The design had to be logical. It had to make sense — the last thing we wanted was a concept bike that would appeal to a handful of people. The Motus was never going to be a custom bike. It's not haute couture, it's not the flavor-of-the-week. The design naturally flows from the kind of riding we love to do. We drew inspiration from classic lines of the past, skipping over the 1950s entirely. We were aiming for a classic design that would hold up long after we're gone. I wanted the bike to move you, literally and figuratively.
I drew a lot of inspiration for the overall design from the engine. Turning the engine the way we did set up the idea of symmetry. The bike is not perfectly symmetrical, but almost so. Sort of like a human body. Dual pipes on either side. The 15° forward lean gives it an aggressive, powerful profile- like a bull charging the wall.
I wanted to keep the body styling minimal. The design screams mechanics — the form truly follows the function. We used bodywork like you would drape lingerie on a beautiful body — to accentuate, not to cover.
To truly understand the essence of the MST, you have to ride it. Brian did a great job of not over-styling and avoiding retro visual influences because the soul of the bike is in the performance. It's ironic. We didn't design it to attract attention in a crowd, but it certainly does attract attention.
Motus is not for everyone. This is not your first bike. It's really designed for discerning riders with a lot of miles, who understand the difference.

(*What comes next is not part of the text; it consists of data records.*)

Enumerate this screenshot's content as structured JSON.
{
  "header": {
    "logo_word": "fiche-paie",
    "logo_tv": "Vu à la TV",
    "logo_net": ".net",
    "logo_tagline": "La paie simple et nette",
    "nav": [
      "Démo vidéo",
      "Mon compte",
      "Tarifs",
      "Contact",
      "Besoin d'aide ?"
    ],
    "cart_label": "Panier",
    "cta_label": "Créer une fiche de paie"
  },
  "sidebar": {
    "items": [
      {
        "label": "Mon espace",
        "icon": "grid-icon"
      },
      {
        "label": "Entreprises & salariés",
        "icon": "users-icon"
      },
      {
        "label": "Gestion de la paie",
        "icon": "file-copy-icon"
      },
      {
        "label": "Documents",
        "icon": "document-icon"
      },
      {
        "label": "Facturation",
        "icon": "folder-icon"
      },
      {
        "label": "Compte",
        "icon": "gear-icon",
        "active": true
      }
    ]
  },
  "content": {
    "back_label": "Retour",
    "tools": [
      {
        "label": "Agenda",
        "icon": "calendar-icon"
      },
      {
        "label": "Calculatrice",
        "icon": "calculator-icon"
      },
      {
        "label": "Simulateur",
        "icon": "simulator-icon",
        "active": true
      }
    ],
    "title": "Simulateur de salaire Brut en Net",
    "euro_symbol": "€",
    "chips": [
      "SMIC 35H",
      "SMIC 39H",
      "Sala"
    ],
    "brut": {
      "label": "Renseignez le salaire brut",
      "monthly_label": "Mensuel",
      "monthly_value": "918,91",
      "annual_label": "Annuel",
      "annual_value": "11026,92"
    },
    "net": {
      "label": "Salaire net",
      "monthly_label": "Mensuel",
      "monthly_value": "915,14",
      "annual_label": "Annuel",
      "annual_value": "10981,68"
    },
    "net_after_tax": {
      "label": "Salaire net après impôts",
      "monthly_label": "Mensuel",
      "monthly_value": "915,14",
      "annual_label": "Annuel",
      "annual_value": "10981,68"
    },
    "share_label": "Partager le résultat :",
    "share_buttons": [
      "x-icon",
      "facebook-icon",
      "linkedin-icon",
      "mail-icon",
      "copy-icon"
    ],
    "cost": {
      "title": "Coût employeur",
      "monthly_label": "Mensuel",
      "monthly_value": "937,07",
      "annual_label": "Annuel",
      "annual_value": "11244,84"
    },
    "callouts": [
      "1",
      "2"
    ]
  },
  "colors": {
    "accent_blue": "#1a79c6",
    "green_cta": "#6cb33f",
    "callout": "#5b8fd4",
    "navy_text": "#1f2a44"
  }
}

Our riders don't belong to one tribe where you need chaps and fringes and a closed-minded attitude to other bikes. He or she isn't necessarily a walking billboard for their brand of choice. They are aficionados, real riders. Whether riding to meet their buddies at a favorite overlook, or riding long distance up into the twisting mountain roads for dinner and a quick overnight fix, Motus riders have a broader, all-encompassing passion for this crazy obsession that is motorcycling. They want to go fast but they want to go far.
Youth is not a time of life; it is a state of mind; it is not a matter of rosy cheeks, red lips and supple knees; it is a matter of the will, a quality of the imagination, a vigor of the emotions; it is the freshness of the deep springs of life.
Youth means a temperamental predominance of courage over timidity of the appetite, for adventure over the love of ease. This often exists in a man of sixty more than a boy of twenty. Nobody grows old merely by a number of years. We grow old by deserting our ideals.
Years may wrinkle the skin, but to give up enthusiasm wrinkles the soul. Worry, fear, self-distrust bows the heart and turns the spirit back to dust.
Whether sixty or sixteen, there is in every human being’s heart the lure of wonder, the unfailing child-like appetite of what’s next, and the joy of the game of living. In the center of your heart and my heart there is a wireless station; so long as it receives messages of beauty, hope, cheer, courage and power from men and from the infinite, so long are you young.
When the aerials are down, and your spirit is covered with snows of cynicism and the ice of pessimism, then you are grown old, even at twenty, but as long as your aerials are up, to catch the waves of optimism, there is hope you may die young at eighty.
Samuel Ullman, Birmingham, Alabama (1840-1924)
Our approach, from the beginning, was to build the best motorcycle possible. We did not want to create a bike that people would immediately pull off the seat or the pipes because we used sub-standard parts. Everything about these bikes is top shelf. And when you're on the road, eating up highway miles — you will notice the difference.
More than one person called us crazy. Starting a luxury goods manufacturing company in 2008? Seriously? If we've proven nothing else it's that if you are willing to go all in, to risk everything you've got, you can still turn your dreams into reality. The entrepreneurial spirit, or whatever you want to call it, is alive and well. Motus is an American bike because the idea of it was born here. But it's more than that. It's an American bike because it represents everything that makes this country great.